(REQUIREMENT): State the number of lines below in which the word "text" appears. Nothing else belongs in the answer.

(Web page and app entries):
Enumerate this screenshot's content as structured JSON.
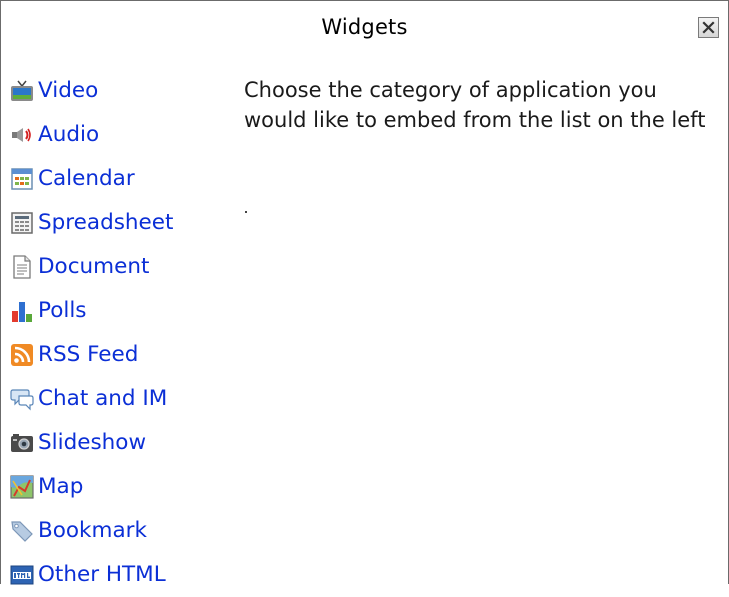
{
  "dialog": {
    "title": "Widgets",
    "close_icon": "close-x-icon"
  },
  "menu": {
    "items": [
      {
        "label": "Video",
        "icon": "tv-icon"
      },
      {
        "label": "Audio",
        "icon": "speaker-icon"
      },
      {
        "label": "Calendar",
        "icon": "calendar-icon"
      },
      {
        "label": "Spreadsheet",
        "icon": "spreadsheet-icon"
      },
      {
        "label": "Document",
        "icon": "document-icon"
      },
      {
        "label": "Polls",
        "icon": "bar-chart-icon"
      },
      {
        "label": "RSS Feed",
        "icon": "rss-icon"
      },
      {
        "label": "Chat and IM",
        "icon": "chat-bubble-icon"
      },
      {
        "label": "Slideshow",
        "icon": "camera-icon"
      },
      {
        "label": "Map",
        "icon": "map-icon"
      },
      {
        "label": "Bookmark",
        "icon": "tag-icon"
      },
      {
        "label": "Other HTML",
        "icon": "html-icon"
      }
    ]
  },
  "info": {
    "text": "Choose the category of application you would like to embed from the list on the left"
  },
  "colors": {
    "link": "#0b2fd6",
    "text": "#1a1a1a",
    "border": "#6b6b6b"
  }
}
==
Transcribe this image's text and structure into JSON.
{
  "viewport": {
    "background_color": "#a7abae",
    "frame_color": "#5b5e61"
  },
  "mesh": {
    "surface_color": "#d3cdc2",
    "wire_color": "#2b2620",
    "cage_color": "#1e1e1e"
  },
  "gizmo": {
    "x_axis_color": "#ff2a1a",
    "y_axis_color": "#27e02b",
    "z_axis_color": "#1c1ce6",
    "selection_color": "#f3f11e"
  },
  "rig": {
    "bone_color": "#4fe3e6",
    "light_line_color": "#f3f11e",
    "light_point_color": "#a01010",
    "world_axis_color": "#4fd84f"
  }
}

(EXERCISE ANSWER): 3